Getting the dirt on your neighbors has never been easier. As more public records are made available online, the country’s court systems are now reevaluating what they think should be kept hidden from nosy Internet users while maintaining the public’s right to know.
Certain criminal and civil courts in Florida and Ohio are publishing all their public records online. For example, anyone can use Ohio’s Hamilton County court website free of charge to see which Cincinnati residents have received eviction notices. Other courts charge for access to records, but whether there’s a fee is only a small part of the issue.
These records have always been public, but the National Center for State Courts (NCSC) and the Justice Management Institute (JMI), based in Williamsburg, Va., and Denver, respectively, are questioning whether posting them online makes them “too public” and encourages identity theft. After all, a quick website search hardly compares with digging through a local courthouse’s filing cabinets.
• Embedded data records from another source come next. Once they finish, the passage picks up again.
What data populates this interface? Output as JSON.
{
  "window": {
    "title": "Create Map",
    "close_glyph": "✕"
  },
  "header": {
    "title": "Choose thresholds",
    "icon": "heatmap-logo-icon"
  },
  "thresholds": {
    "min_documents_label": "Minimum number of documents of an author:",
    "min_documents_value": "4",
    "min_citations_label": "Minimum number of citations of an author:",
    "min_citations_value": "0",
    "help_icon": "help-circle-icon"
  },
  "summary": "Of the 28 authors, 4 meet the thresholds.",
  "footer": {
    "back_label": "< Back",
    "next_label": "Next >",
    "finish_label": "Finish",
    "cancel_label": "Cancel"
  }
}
The NCSC and JMI have published guidelines for courts to help them rethink what they post. Those guidelines suggest keeping sensitive information offline, like Social Security numbers and family law proceedings. States will have to balance the principles of the Freedom of Information Act, which mandates that these records remain public, with whether the nitty-gritty of court cases needs to be online.